§ Problem description: Wherever the string "this" appears in the listing, copy that line.

§ Provided information:
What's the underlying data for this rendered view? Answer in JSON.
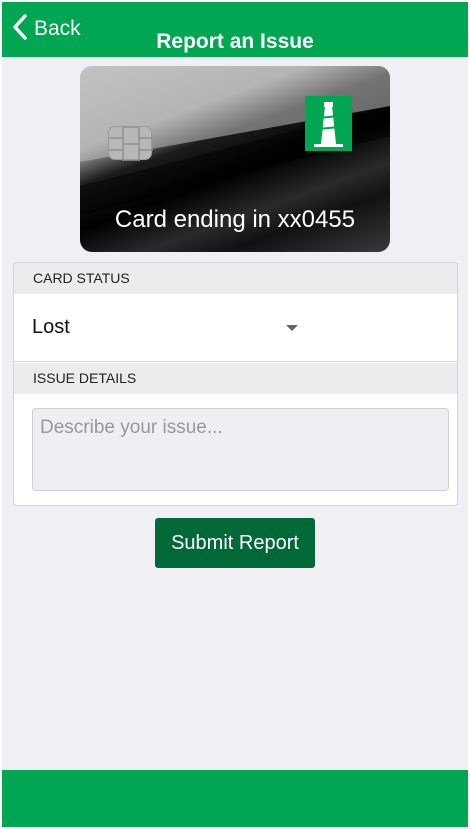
{
  "header": {
    "back_label": "Back",
    "title": "Report an Issue"
  },
  "card": {
    "caption": "Card ending in xx0455"
  },
  "form": {
    "card_status_heading": "CARD STATUS",
    "card_status_value": "Lost",
    "issue_details_heading": "ISSUE DETAILS",
    "issue_details_placeholder": "Describe your issue..."
  },
  "actions": {
    "submit_label": "Submit Report"
  },
  "colors": {
    "brand_green": "#00a651",
    "button_green": "#006937",
    "background": "#efeff4"
  },
  "icons": {
    "back": "chevron-left-icon",
    "dropdown": "caret-down-icon",
    "card_chip": "chip-icon",
    "bank_logo": "lighthouse-logo"
  }
}
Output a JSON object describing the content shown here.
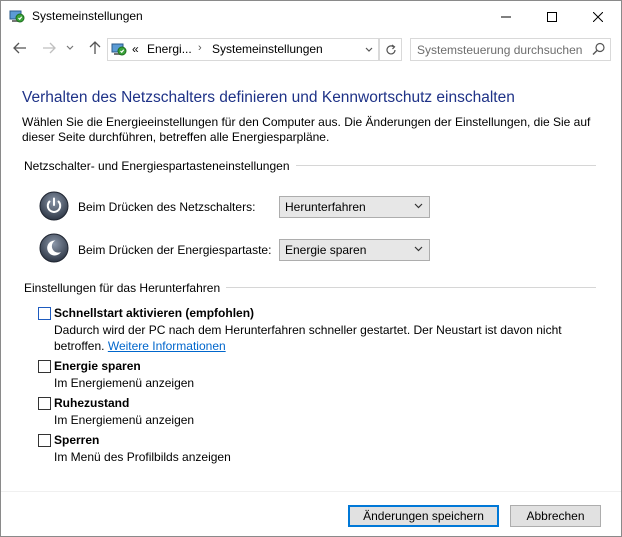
{
  "window": {
    "title": "Systemeinstellungen"
  },
  "nav": {
    "breadcrumb_overflow": "«",
    "crumbs": [
      "Energi...",
      "Systemeinstellungen"
    ],
    "search_placeholder": "Systemsteuerung durchsuchen"
  },
  "main": {
    "heading": "Verhalten des Netzschalters definieren und Kennwortschutz einschalten",
    "description": "Wählen Sie die Energieeinstellungen für den Computer aus. Die Änderungen der Einstellungen, die Sie auf dieser Seite durchführen, betreffen alle Energiesparpläne.",
    "power_group_title": "Netzschalter- und Energiespartasteneinstellungen",
    "power_button": {
      "label": "Beim Drücken des Netzschalters:",
      "value": "Herunterfahren"
    },
    "sleep_button": {
      "label": "Beim Drücken der Energiespartaste:",
      "value": "Energie sparen"
    },
    "shutdown_group_title": "Einstellungen für das Herunterfahren",
    "options": [
      {
        "label": "Schnellstart aktivieren (empfohlen)",
        "description": "Dadurch wird der PC nach dem Herunterfahren schneller gestartet. Der Neustart ist davon nicht betroffen.",
        "link": "Weitere Informationen",
        "checked": false
      },
      {
        "label": "Energie sparen",
        "description": "Im Energiemenü anzeigen",
        "checked": false
      },
      {
        "label": "Ruhezustand",
        "description": "Im Energiemenü anzeigen",
        "checked": false
      },
      {
        "label": "Sperren",
        "description": "Im Menü des Profilbilds anzeigen",
        "checked": false
      }
    ]
  },
  "footer": {
    "save_label": "Änderungen speichern",
    "cancel_label": "Abbrechen"
  },
  "colors": {
    "heading": "#1e3287",
    "link": "#0066cc",
    "accent": "#0078d7"
  }
}
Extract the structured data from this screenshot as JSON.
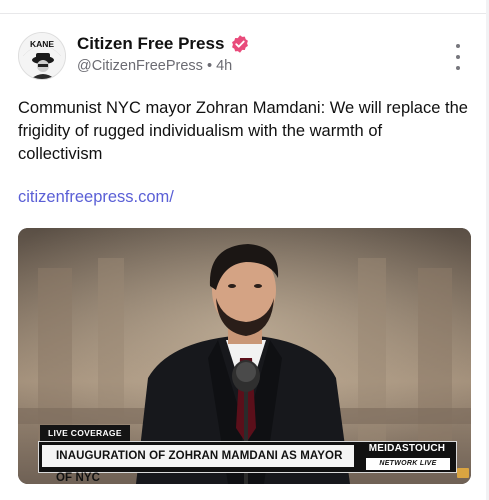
{
  "post": {
    "author": {
      "display_name": "Citizen Free Press",
      "handle": "@CitizenFreePress",
      "separator": "•",
      "time": "4h",
      "verified": true,
      "verified_color": "#e94b7b",
      "avatar_text": "KANE"
    },
    "text": "Communist NYC mayor Zohran Mamdani: We will replace the frigidity of rugged individualism with the warmth of collectivism",
    "link": "citizenfreepress.com/",
    "link_color": "#5a5fd6",
    "video": {
      "live_tag": "LIVE COVERAGE",
      "headline": "INAUGURATION OF ZOHRAN MAMDANI AS MAYOR OF NYC",
      "brand": "MEIDASTOUCH",
      "brand_sub": "NETWORK LIVE"
    }
  },
  "icons": {
    "verified": "verified-badge-icon",
    "more": "more-vertical-icon"
  }
}
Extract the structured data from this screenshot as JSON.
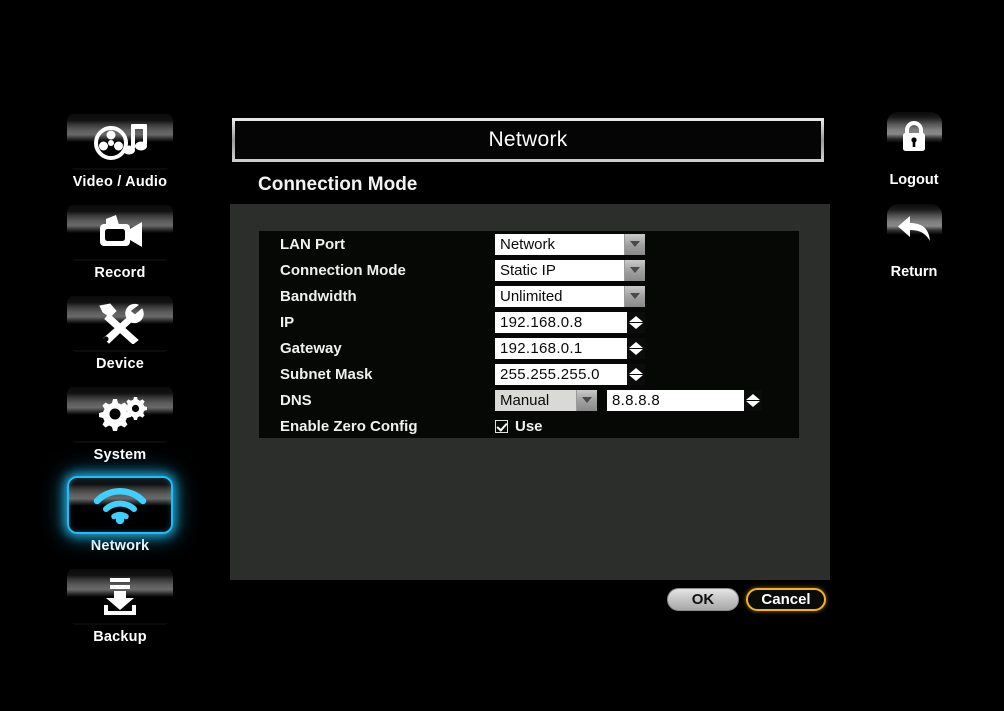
{
  "window": {
    "title": "Network",
    "section_heading": "Connection Mode"
  },
  "colors": {
    "accent_selected": "#22bdf5",
    "focus_ring": "#f5b21e",
    "panel_bg": "#2b2e2b",
    "form_bg": "#060806",
    "background": "#000000"
  },
  "left_sidebar": {
    "items": [
      {
        "label": "Video / Audio",
        "icon": "film-music-icon",
        "selected": false
      },
      {
        "label": "Record",
        "icon": "camcorder-icon",
        "selected": false
      },
      {
        "label": "Device",
        "icon": "hammer-wrench-icon",
        "selected": false
      },
      {
        "label": "System",
        "icon": "gears-icon",
        "selected": false
      },
      {
        "label": "Network",
        "icon": "wifi-icon",
        "selected": true
      },
      {
        "label": "Backup",
        "icon": "download-tray-icon",
        "selected": false
      }
    ]
  },
  "right_sidebar": {
    "items": [
      {
        "label": "Logout",
        "icon": "lock-icon"
      },
      {
        "label": "Return",
        "icon": "back-arrow-icon"
      }
    ]
  },
  "form": {
    "rows": [
      {
        "label": "LAN Port",
        "type": "dropdown",
        "value": "Network"
      },
      {
        "label": "Connection Mode",
        "type": "dropdown",
        "value": "Static IP"
      },
      {
        "label": "Bandwidth",
        "type": "dropdown",
        "value": "Unlimited"
      },
      {
        "label": "IP",
        "type": "spinner",
        "value": "192.168.0.8"
      },
      {
        "label": "Gateway",
        "type": "spinner",
        "value": "192.168.0.1"
      },
      {
        "label": "Subnet Mask",
        "type": "spinner",
        "value": "255.255.255.0"
      },
      {
        "label": "DNS",
        "type": "dns",
        "mode": "Manual",
        "value": "8.8.8.8"
      },
      {
        "label": "Enable Zero Config",
        "type": "checkbox",
        "value": "Use",
        "checked": true
      }
    ]
  },
  "buttons": {
    "ok_label": "OK",
    "cancel_label": "Cancel"
  }
}
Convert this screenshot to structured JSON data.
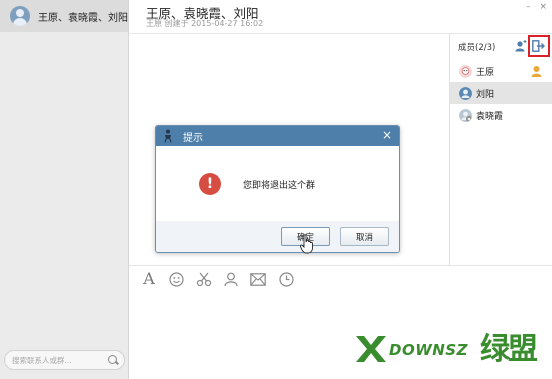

§ Exercise answer:
What's the underlying data for this rendered view? Answer in JSON.
Extract the structured data from this screenshot as JSON.
Extract the structured data from this screenshot as JSON.
Convert this screenshot to structured JSON data.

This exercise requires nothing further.